When I became a mother, I made sure my children (all sons) spent as much time as possible with my parents, and we often visited my grandmother, who by then was widowed. They remember the duplex house in Shaftsbury, with fabulous bay windows and the porch that stood in testament to the hundreds, literally, of children who had played on it for over 60 years; and, they remember the woman who was their great grandmother, though she had grown old and more fragile in those later years. I wish I had known her better and had thought to ask questions about her life. There was so much I did not know about this woman who was the mother of my father, the great-great grandmother of my grandchildren.
Now I am a grandmother, always a paternal grandmother due to my lack of daughters, though I was always delighted to be the mother of sons. With each new grandchild, I am overwhelmed with love for this, the child of my child. I hold the grandchild in my arms, unceasingly awed by the wonder of life begetting life that started with me. Or, that started with Mabel Montgomery…or, well beyond.
The daughter of my oldest son is 10-year old Ella. She is not my firstborn grandchild, as I wasn’t the firstborn of Mabel’s, but the reverence I feel when I’m with her might make it appear that she is not only the first, but the only grandchild with whom I share my life. This is a feeling I have with each of my six grandchildren and I always hope they recognize their own special place in my heart. I am lucky to have continuing contact with each of them, and to have the technology to see and talk with them even when we’re apart, especially during the recent pandemic.
During the pandemic, when school was fully remote, Ella and I started reading books together, talking two or three afternoons a week about the books, like a book club. This was an especially great way to get to know her better, by sharing thoughts about characters, life situations, and writing styles. Perhaps because we set aside this hour multiple times a week, we found ourselves immersed in deep discussions that we would not have had under other circumstances. I found myself to be profoundly grateful for this unusual opportunity, despite the overall tragedy of the worldwide pandemic.
Ella also wanted to write a book during this time, about how she and her family found balance and security while in isolation. We worked on the book together, using Google Docs, so she could share her work with me, and we would discuss it for content and editing. She ultimately published the book professionally and had copies made for family, teachers, and her school and community libraries. I have grown so close to Ella over this past year and we have learned about each other in ways that I never knew my own grandmother. I hope she remembers these times.
My paternal grandma is Lee Curtiss. I call her Grammy. This is how it feels to be around my Grammy, Lee Curtiss.
As the mother of my father,
Grammy is the best.
Her unstoppable kindness,
Her everlasting smile.
She always is here for me.
We have so much fun
It almost feels like we are one.
We write together,
We read together,
We have fun together,
And we laugh together.

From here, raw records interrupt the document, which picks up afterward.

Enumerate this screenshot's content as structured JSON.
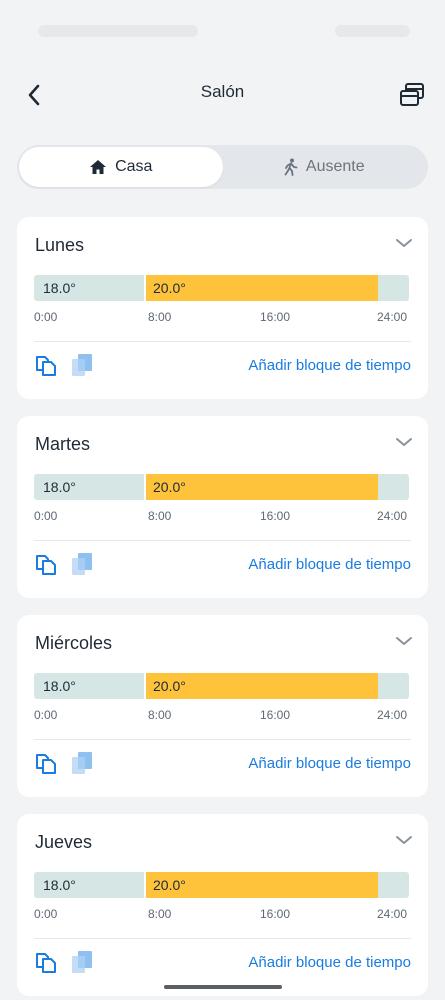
{
  "header": {
    "title": "Salón"
  },
  "mode_toggle": {
    "home_label": "Casa",
    "away_label": "Ausente",
    "selected": "Casa"
  },
  "schedule": {
    "days": [
      {
        "name": "Lunes",
        "blocks": [
          {
            "temp": "18.0°"
          },
          {
            "temp": "20.0°"
          }
        ]
      },
      {
        "name": "Martes",
        "blocks": [
          {
            "temp": "18.0°"
          },
          {
            "temp": "20.0°"
          }
        ]
      },
      {
        "name": "Miércoles",
        "blocks": [
          {
            "temp": "18.0°"
          },
          {
            "temp": "20.0°"
          }
        ]
      },
      {
        "name": "Jueves",
        "blocks": [
          {
            "temp": "18.0°"
          },
          {
            "temp": "20.0°"
          }
        ]
      }
    ],
    "time_ticks": [
      "0:00",
      "8:00",
      "16:00",
      "24:00"
    ],
    "add_block_label": "Añadir bloque de tiempo"
  },
  "icons": {
    "back": "chevron-left-icon",
    "copy_schedule": "copy-schedule-icon",
    "home": "home-icon",
    "away": "walking-person-icon",
    "collapse": "chevron-down-icon",
    "copy_day": "copy-icon",
    "paste_day": "paste-icon"
  },
  "colors": {
    "comfort": "#fec33a",
    "eco": "#d5e6e5",
    "link": "#1a7be0",
    "background": "#f2f3f5"
  }
}
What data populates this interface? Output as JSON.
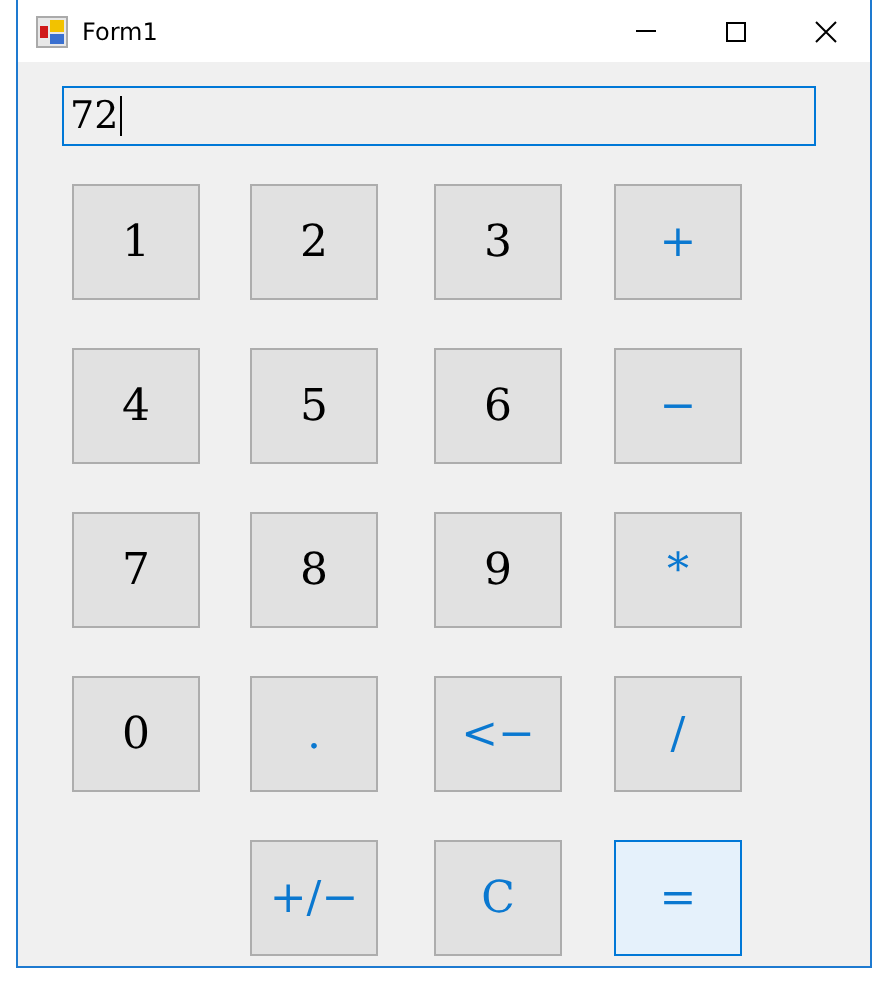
{
  "window": {
    "title": "Form1"
  },
  "display": {
    "value": "72",
    "focused": true
  },
  "keypad": [
    {
      "buttons": [
        {
          "label": "1",
          "kind": "digit",
          "focused": false
        },
        {
          "label": "2",
          "kind": "digit",
          "focused": false
        },
        {
          "label": "3",
          "kind": "digit",
          "focused": false
        },
        {
          "label": "+",
          "kind": "operator",
          "focused": false
        }
      ]
    },
    {
      "buttons": [
        {
          "label": "4",
          "kind": "digit",
          "focused": false
        },
        {
          "label": "5",
          "kind": "digit",
          "focused": false
        },
        {
          "label": "6",
          "kind": "digit",
          "focused": false
        },
        {
          "label": "−",
          "kind": "operator",
          "focused": false
        }
      ]
    },
    {
      "buttons": [
        {
          "label": "7",
          "kind": "digit",
          "focused": false
        },
        {
          "label": "8",
          "kind": "digit",
          "focused": false
        },
        {
          "label": "9",
          "kind": "digit",
          "focused": false
        },
        {
          "label": "*",
          "kind": "operator",
          "focused": false
        }
      ]
    },
    {
      "buttons": [
        {
          "label": "0",
          "kind": "digit",
          "focused": false
        },
        {
          "label": ".",
          "kind": "operator",
          "focused": false
        },
        {
          "label": "<−",
          "kind": "operator",
          "focused": false
        },
        {
          "label": "/",
          "kind": "operator",
          "focused": false
        }
      ]
    },
    {
      "buttons": [
        {
          "label": "+/−",
          "kind": "operator",
          "focused": false
        },
        {
          "label": "C",
          "kind": "operator",
          "focused": false
        },
        {
          "label": "=",
          "kind": "operator",
          "focused": true
        }
      ]
    }
  ]
}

If you don’t know my Grammy,
You should really try to meet her.
I love talking to her,
She listens to anything I say.
Even while we were apart
We still got to talk.
It is pretty amazing that
Something as bad as covid,
Pushed us closer together
Even though we were farther apart.
I love my Grammy so dearly,
She loves me too and has done so much for me.